Review of Student Development and the Visual Arts
For Toddlers and Year 2: Children are active and energetic explorers. Artistic images capture the physical and sensory aspects of discovery. They love to express the movement, feeling and tactile characteristics of animals, places and people. They combine observations with an inner world of fantasy to tell a story and contain details that capture important parts of the idea. Art making is an important stimulus for using one's imagination.
Elementary and 5th Grade Benchmarks: Children become increasingly curious and learn to observe the everyday world. Making art stimulates thoughtful inquiry and sharpens careful perception. Children are interested in capturing the details that make each creature, event or place unique and personally special in its own way. They discover that ideas can be interpreted in many ways, and art-making focuses on the skills of imagination, observation and invention in exploring and expressing new ways of thinking and feeling.
Middle School and Eighth Grade Benchmarks: During adolescence, powerful new thoughts and feelings develop that challenge established worldviews. As experiences become increasingly colliding and diverse, art-making becomes a safe arena to experiment with forging new relationships between inner and outer realities. Paintings, drawings, collages, prints, and art appreciation are important vehicles for testing ideas, making judgments, forming values, and exercising curiosity.

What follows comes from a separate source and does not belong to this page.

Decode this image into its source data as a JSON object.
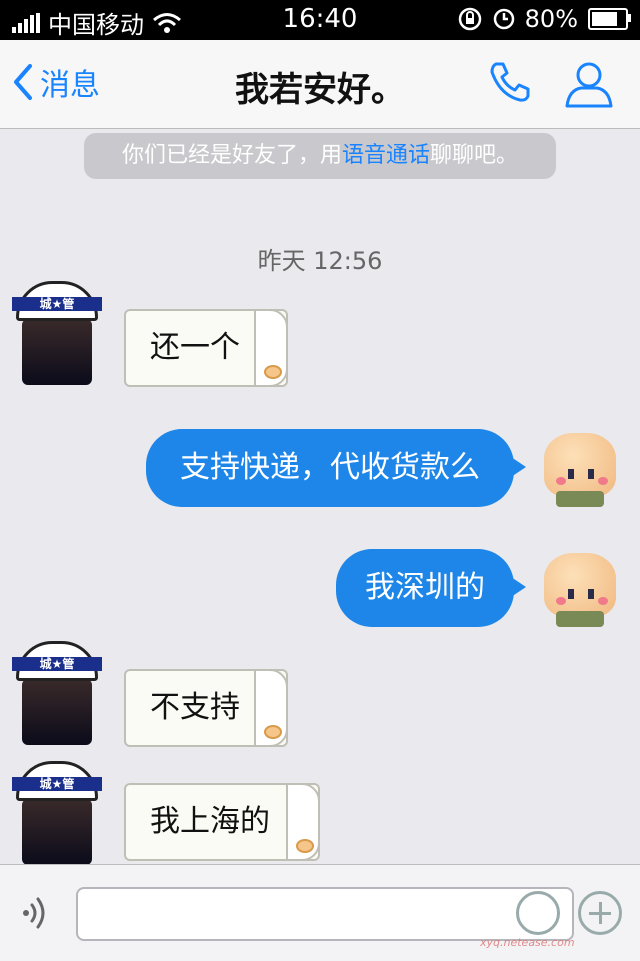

In particular, the exploration of new and diverse ideas about the representation of three-dimensional space helps young people to express new perspectives on themselves and their world.
High School and 12th Grade Benchmarks: Some young people are pursuing the arts as part of their general education. Combining observation and imagination, and honing expressive skills, these youngsters continue their experience with the material, providing a repertoire to construct personal meaning for. Other young people will major in the arts and explore idea-making, interpretation and expression at a more professional level. For both groups, the development of individual expressiveness, the creation of a portfolio of ideas, and the emergence of critical insight and judgment about one's own and others' work are important and central to ongoing development.
* How to build skills and encourage engagement
- Introduce new or abstract ideas with concrete examples.
- Reinforce concepts through repetition and multiple applications.
- Present instructions simply and clearly
- Communicate with students using multiple modalities: verbally explaining assignments, marking instructions on walls or chalkboards, showing examples such as sample projects or artist reproductions
- Emphasizes achievement to build students' confidence. Ask permission from children before displaying artwork, then involve assistants and community members in the event.
* Use multi-sensory strategies
- Encourage students to examine works of art through multiple senses. Ask students to imagine themselves in a piece of art.
- Use as many forms as possible to help students make learning connections. For example, when viewing and discussing Paul Gauguin's paintings of the South Pacific, provide examples of indigenous fruits and vegetables depicted in the artwork and locate islands marked on a map or globe.
- Offer students a variety of ways to explore new art materials.
- Encourage students to draw inspiration from their environment. For example, when children learn about shapes and colors, they can take notes, sketches or take pictures of the shapes and colors around them while walking around the school.
*Instills confidence and encourages participation
- Have students answer positively even if the answer is incorrect.
- Acknowledge student successes openly and frequently, but be aware that in some cultures blatant personal praise is considered inappropriate and may embarrass or confuse students.
- Create learning activities that include the native language/culture of English learners. Encourage students to take the initiative in their presentations to show what they know and can do.
- Sometimes pairing students who speak the same language to provide comfort and promote engagement. Advances in critical thinking and creativity that may be hampered by a lack of English.
* Development of literacy in the visual arts
- Prepare word cards to use in class or travel.
- Vocabulary reinforcement by creating and using words/pictures/object charts
- Create visually rich and stimulating environments. There are art books and magazines available for students to use.
- Encourage students to speak the words in their native language. Look it up in your native language dictionary and see or say English words with help.
- Vanity for students to take notes with pictures
* Student participation
-Students are self-directed and learn best when considering multiple exploration methods. You will deepen your understanding of key concepts as you work individually or in groups, ask questions, discuss with peers and the whole class, and engage in hands-on and research experiences. After all, they need to be able to see the connections between what they are making or studying and other aspects of their lives. In the studio art room, students find their way as young artists when they have the ability to: (important)
Ability to reflect on one's own work and the work of others
Ability to create your own questions
develop a personal voice
Ability to formulate critical judgments and express well-thought-out opinions
Myungja Anna Koh